    Most T, Will J (2011) Sensitivity analysis using the metamodel of optimal prognosis. Weimar Optimization and Stochastic Days 2011, WeimarGoogle Scholar
  22. 22.
    Most T, Will J (2010) Recent advances in metamodel of optimal prognosis. Weimar Optimization and Stochastic Days 2010, WeimarGoogle Scholar
  23. 23.
    Hagan MT, Demuth HB, Beale MH et al (2014) Neural network design, 2nd edn. PWS Publishing Co, BostonGoogle Scholar
  24. 24.
    Rother K, Fricke W (2016) Effective notch stress approach for welds having low stress concentration. Int J Press Vessel Pip 147:12–20. CrossRefGoogle Scholar
  25. 25.
    ANSYS Homepage (2019) ANSYS, Inc.,, accessed on 04/18/2019
  26. 26.
    Dynardo optiSLang Homepage (2019), Dynardo GmbH, Weimar,, accessed on 04/18/2019
  27. 27.
    ANSYS Help 17.2 (2016) Ansys, Inc., help/ans_elem/Hlp_E_PLANE183.html, Accessed on 04/18/2019Google Scholar
  28. 28.
    SCF-predictor for cruciform joints and circular shafts,, accessed on 04/18/2019

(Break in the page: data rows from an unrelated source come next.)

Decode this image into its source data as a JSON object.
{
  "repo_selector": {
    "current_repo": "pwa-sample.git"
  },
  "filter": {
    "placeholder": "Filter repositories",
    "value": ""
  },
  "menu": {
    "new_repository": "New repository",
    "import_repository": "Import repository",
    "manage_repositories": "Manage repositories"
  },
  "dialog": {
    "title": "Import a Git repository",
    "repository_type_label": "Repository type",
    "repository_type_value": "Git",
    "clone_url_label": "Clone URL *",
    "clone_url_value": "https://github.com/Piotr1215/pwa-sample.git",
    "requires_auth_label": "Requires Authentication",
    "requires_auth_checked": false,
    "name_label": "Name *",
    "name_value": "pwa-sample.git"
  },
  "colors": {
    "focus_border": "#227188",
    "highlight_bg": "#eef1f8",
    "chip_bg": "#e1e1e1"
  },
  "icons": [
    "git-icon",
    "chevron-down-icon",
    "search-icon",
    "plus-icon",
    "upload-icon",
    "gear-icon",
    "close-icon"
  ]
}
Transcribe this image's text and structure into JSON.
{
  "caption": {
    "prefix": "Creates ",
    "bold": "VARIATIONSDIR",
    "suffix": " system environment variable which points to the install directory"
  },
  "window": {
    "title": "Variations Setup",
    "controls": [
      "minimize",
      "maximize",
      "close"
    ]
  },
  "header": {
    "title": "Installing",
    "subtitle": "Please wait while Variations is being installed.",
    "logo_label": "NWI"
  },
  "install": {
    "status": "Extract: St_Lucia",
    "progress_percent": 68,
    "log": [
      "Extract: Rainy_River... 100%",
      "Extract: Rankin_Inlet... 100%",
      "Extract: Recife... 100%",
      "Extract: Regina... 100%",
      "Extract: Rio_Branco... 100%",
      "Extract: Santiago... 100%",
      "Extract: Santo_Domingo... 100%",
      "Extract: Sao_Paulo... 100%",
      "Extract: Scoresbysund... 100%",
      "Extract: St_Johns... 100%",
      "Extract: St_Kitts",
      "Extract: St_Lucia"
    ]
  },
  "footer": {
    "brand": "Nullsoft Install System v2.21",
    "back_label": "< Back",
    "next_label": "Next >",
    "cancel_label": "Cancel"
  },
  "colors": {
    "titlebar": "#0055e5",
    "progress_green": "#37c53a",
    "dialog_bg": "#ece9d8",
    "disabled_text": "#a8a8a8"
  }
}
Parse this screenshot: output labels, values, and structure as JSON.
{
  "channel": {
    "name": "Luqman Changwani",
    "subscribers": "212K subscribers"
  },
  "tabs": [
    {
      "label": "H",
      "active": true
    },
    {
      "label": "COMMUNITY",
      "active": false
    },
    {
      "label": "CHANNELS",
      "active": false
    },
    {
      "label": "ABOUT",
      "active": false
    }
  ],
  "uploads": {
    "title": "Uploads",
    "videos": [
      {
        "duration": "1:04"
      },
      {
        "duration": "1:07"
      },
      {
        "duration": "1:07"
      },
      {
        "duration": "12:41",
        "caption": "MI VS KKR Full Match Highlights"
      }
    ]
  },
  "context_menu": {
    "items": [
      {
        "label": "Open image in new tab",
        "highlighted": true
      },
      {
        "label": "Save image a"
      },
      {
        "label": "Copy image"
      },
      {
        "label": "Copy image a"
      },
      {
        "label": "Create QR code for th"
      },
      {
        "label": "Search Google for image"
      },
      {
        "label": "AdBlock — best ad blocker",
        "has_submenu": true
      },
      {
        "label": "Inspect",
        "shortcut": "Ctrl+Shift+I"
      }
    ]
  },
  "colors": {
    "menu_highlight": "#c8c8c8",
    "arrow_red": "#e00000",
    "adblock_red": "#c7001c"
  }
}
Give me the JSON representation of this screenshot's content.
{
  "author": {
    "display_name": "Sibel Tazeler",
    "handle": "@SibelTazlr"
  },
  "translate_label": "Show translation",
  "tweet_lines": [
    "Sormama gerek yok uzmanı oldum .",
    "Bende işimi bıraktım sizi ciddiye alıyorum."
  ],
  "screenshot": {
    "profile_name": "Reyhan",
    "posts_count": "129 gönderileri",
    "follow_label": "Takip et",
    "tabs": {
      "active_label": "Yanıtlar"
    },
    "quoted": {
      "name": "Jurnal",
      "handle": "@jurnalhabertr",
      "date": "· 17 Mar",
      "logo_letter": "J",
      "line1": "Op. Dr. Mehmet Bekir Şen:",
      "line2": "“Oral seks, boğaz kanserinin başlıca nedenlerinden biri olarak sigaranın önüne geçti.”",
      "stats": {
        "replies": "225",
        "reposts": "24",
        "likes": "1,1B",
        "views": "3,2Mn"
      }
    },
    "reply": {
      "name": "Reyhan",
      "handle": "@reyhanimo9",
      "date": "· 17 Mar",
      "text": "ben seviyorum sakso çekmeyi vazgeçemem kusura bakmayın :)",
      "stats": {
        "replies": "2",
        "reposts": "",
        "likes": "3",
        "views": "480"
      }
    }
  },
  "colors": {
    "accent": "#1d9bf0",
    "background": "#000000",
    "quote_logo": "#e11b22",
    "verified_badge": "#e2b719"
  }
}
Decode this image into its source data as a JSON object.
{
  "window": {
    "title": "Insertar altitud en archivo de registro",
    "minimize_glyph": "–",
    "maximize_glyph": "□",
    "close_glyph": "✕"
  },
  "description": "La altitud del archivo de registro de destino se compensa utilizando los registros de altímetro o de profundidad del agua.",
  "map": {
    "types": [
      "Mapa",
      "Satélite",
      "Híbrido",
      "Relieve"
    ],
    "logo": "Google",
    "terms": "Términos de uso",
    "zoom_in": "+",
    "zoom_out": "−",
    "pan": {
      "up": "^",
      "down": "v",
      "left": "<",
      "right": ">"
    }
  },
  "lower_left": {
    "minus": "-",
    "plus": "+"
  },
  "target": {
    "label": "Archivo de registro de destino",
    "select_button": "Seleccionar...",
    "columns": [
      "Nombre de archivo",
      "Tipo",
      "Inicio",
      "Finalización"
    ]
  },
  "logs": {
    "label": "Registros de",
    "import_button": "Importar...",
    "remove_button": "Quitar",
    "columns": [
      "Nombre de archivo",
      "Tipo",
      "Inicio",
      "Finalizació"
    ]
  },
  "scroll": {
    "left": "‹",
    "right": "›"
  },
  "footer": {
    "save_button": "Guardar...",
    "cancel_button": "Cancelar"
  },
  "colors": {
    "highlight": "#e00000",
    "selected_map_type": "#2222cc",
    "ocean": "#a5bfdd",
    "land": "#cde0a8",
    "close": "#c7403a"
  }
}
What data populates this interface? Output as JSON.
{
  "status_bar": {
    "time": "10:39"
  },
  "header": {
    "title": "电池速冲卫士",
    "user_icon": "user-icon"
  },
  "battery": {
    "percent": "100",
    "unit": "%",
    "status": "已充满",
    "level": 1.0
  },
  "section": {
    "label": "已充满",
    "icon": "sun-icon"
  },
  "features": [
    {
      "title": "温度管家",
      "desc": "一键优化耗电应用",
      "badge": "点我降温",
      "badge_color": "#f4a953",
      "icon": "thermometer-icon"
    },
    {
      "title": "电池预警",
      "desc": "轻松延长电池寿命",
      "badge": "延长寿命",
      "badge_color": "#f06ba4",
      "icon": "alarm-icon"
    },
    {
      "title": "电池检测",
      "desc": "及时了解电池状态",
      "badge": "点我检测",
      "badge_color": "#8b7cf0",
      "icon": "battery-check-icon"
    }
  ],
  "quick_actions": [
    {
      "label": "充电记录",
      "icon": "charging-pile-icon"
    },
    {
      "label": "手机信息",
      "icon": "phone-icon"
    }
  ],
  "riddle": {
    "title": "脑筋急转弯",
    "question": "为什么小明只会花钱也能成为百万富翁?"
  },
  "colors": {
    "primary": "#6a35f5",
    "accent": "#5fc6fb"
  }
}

Copyright information

© International Institute of Welding 2019

Authors and Affiliations

  1. 1.Dept. Mechanical, Automotive and Aerospace EngMunich University of Applied SciencesMunichGermany

Personalised recommendations